    Greg's company lost a formidable developer, because "developer" was considered inferior to a management role - both in appreciation and compensation. The loss? A great developer who would never want to be a team lead.

    Tom, the misplaced developer

    Tom fared better than Greg. He was in a similar dilemma, but slightly more "lucky": He managed to receive a coveted team lead role, with the additional salary on top. Tom's team had high churn rates. He let his responsibilities slide and continued doing his former job, with a new title.

    Tom was in a similar boat like Greg: He loathed the responsibilities of a team lead and loved technical work. He never bothered doing the things a team lead should be doing - for example, ensuring people had meaningful work, dealing with impediments or resolving conflicts.

    Tom's company suffered a fate worse than Greg's: Instead of losing one developer, they lost an entire team, just because they weren't willing to admit that a great developer doing great development work can receive the appreciation and compensation that their ability commends without needing to be in a leadership role.

    Sandy, the underpaid CSR

    Working with Sandy was a pleasure. She was amicable, smart, knowledgable and extremely resourceful. It didn't matter what the customer's issue was - she would manage to find a satisfactory solution. Getting a team lead role wasn't difficult for Sandy, and she excelled in that role as well.

    Over a cup of coffee, Sandy related that she wanted to switch out of Customer Service. I asked her: "You're great at your job, and you love what you do. Why?" Sandy confined: "CSR roles are notoriously underpaid. A regular worker close to minimum wage, the team lead's near-double salary might sound impressive, but it is still significantly below what others in the company made. If I could get into Engineering, my salary would rise by over 50%."

    Given her repute for the company, HR agreed to move Sandy into Engineering as a team lead. She actually did well in her role - being a great organizer and people's person, her lack of engineering expertise didn't count for too much. A small fly in the ointment: Since Sandy had left the CSR's, complaining customers had a much higher churn than before.

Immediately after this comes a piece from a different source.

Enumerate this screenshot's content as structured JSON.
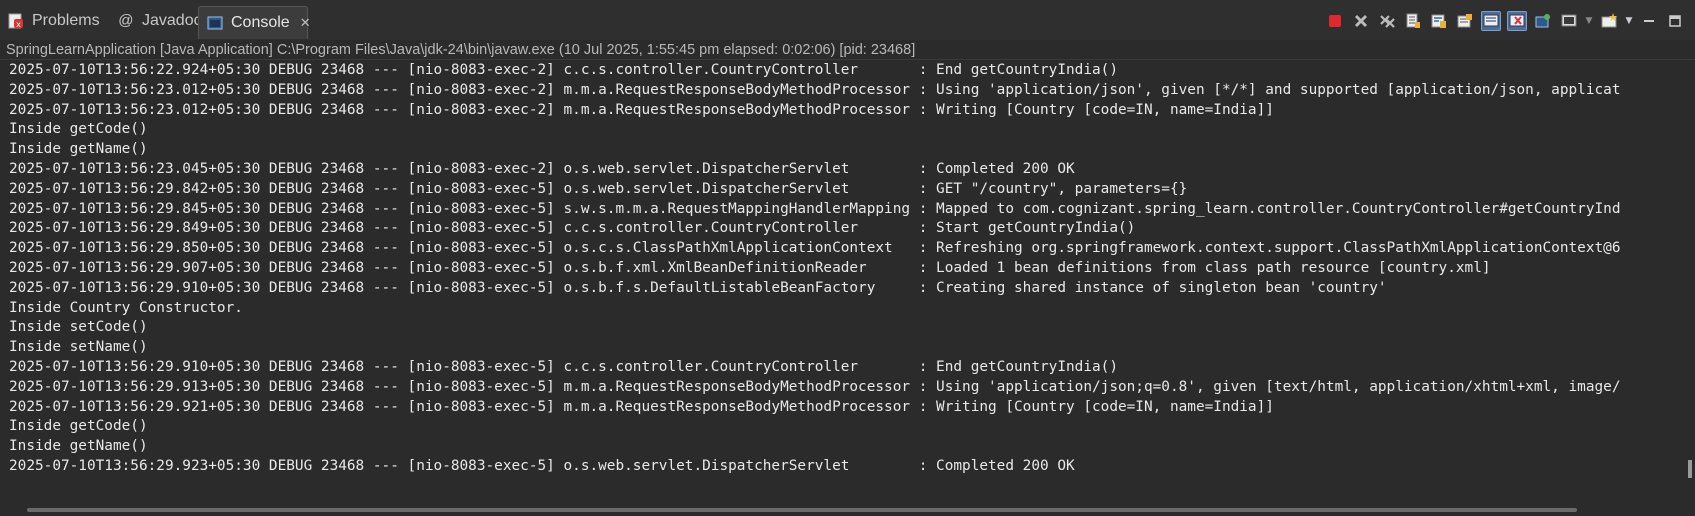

    Andy, who got it right

    And then there was Andy. His job? Close deals and keep customers coming back. He was a classic sales person - and good at that, too. He never played the title game and didn't want to get dragged into titles, either. I asked: "Andy, you've been a salesperson for over a decade now, why aren't you interested in having your own sales team?" Andy leaned back: "I don't need to. My salary is linked to the customers I bring in, and as a team lead, I'd have less time to take care of our customers. I'd probably make less than right now, and the company would have less customers, as well."


    Companies are great at setting up systems rewarding behaviours that are detrimental to their success. Corporate ladders are just one more example of that. By creating systems where people's personal goals can't be aligned with corporate goals in the most valuable, sustainable way, companies lose out on the ability of their most talented employees.

    Regardless of whether a person's role is technical, business-oriented, customer-oriented, managerial or administrative - if they are happy and good at what they do, don't force them to take another position, title or whatever. Create a reward system which allows them to align their own goals with the corporate's intended goals - not with the designed, corrupted goals that would force them to either stop doing what they do best or to leave.

    Winning companies encourage excellence, not gaming the system.